Altman added that African-American residents "were more likely than whites to believe they were treated unfairly" in recovery efforts (New Orleans Times-Picayune, 5/10). Mollyann Brodie, vice president and director of public opinion and media research for the Kaiser Family Foundation, said, "Whites were hit hard, too, but blacks were disproportionately living in the areas that were most flooded," adding that "even before Katrina hit, there were gaps between blacks and whites" (Washington Post, 5/10).
A majority of residents see at least some progress being made in seven out of 10 recovery efforts measured in the survey, including repairing the levee system, reopening schools, and getting medical facilities up and running (Baton Rouge Advocate, 5/10). The need to prepare for the next storm tops the list of the public's priorities for the recovery effort, followed by "getting medical facilities and services up and running." When asked about specific health care system priorities, 43% said reopening hospitals; 37% said recruiting more physicians and other health professionals; 32% said increasing emergency care services; 30% said opening more community clinics; and 24% said making mental health services more available should be top priorities (Kaiser Family Foundation release, 5/10). Ninety-three percent of residents said that a new hospital should be built to replace Charity Hospital, which serves many low-income and uninsured patients in the area (Baton Rouge Advocate, 5/10). In addition, the survey found that 9% of residents think the federal government is "very prepared" for another disaster, while 53% said they and their families are ready (Heath, USA Today, 5/10).
Most residents are optimistic about the future of the city (69%), and only 11% say they plan to leave or are seriously considering leaving New Orleans (Kaiser Family Foundation release, 5/10).
Altman said, "While debate continues at all levels of government about funding and how to rebuild the city, this survey underscores a simple message: There remains a need for accelerated recovery efforts," adding, "What our survey shows is that the impacts on people and cities can build cumulatively and cut across almost all dimensions of residents' lives -- from their economic well-being to their physical and mental health to race relations -- if they are not dealt with early and decisively" (Baton Rouge Advocate, 5/10).
Diane Rowland, executive vice president of the Kaiser Family Foundation and executive director of the Kaiser Commission on Medicaid and the Uninsured, suggested that funds be used to build clinics to supplement Charity Hospital and support broadened health coverage, and said that a "travesty that should not be repeated is that everyone who is poor goes to one place" (New Orleans Times-Picayune, 5/10).

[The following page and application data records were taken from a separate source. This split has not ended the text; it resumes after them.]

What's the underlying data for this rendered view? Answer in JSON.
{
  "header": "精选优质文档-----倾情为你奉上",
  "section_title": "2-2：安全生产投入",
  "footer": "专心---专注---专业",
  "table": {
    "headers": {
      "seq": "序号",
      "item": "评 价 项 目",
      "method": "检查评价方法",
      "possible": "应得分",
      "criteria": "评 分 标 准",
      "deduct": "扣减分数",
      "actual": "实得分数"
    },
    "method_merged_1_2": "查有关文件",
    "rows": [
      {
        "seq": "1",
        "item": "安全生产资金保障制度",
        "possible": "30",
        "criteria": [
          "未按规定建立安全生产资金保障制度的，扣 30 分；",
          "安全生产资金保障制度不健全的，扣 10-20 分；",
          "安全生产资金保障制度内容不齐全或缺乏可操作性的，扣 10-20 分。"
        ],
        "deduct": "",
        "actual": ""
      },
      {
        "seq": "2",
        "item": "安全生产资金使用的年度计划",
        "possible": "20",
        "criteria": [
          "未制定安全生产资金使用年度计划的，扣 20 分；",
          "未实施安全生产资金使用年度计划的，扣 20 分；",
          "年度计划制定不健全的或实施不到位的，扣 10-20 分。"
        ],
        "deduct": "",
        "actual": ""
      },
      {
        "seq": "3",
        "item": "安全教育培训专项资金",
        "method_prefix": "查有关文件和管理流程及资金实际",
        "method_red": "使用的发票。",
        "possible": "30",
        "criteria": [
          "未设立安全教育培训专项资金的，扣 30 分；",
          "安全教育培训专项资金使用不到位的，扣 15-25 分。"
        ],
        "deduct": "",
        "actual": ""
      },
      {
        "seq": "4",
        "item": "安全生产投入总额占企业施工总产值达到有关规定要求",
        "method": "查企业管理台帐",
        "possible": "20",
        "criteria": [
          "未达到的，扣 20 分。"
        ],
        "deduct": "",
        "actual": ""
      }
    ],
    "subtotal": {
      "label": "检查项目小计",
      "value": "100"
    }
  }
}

Altman added, "The Katrina fiasco shows the need for a national relief strategy and ongoing recovery capability that can respond much more effectively to major disasters in the future, whether they are natural disasters or man-made ones like a nuclear event." He said, "The people of New Orleans today have suffered powerful shocks in almost all aspects of their lives, but they are also showing extraordinary resilience in the face of great adversity" (Kaiser Family Foundation release, 5/10). He noted, "There was a pervasive sense of optimism, a determination to stick it out. We think the findings showed a real foundation for the future" (Atlanta Journal-Constitution, 5/10).

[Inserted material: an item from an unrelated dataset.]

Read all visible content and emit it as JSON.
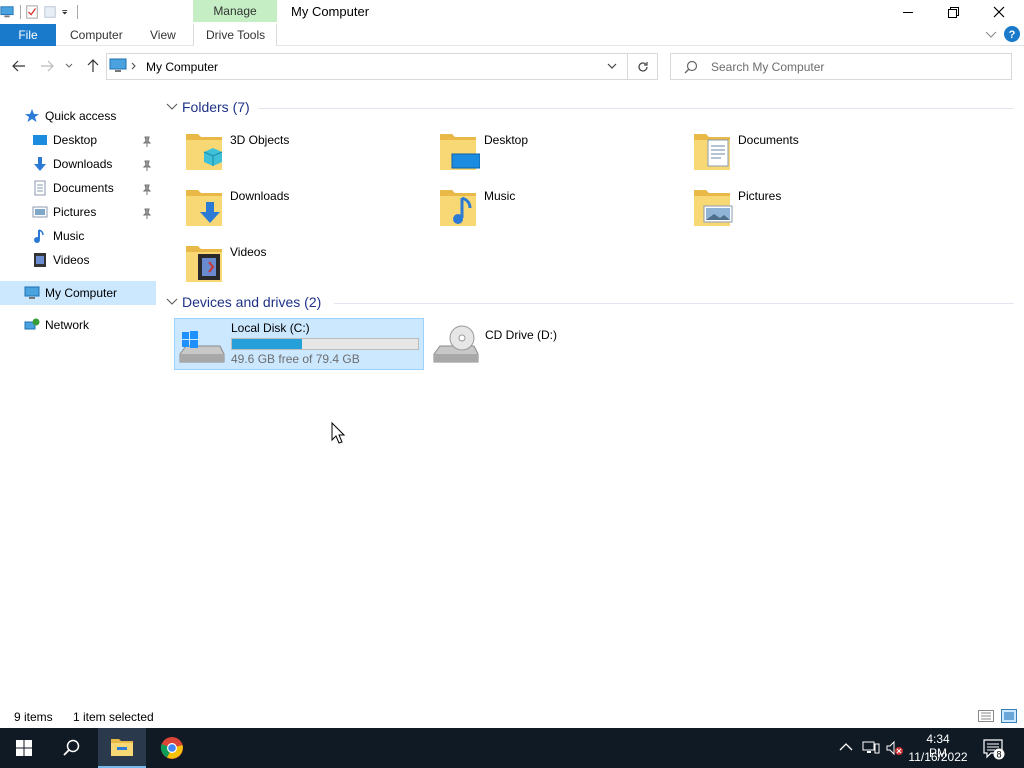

Brodie said, "There's still a sense that things are moving in the right direction and that this place is going to recover" (New Orleans Times-Picayune, 5/10).
The survey is available online.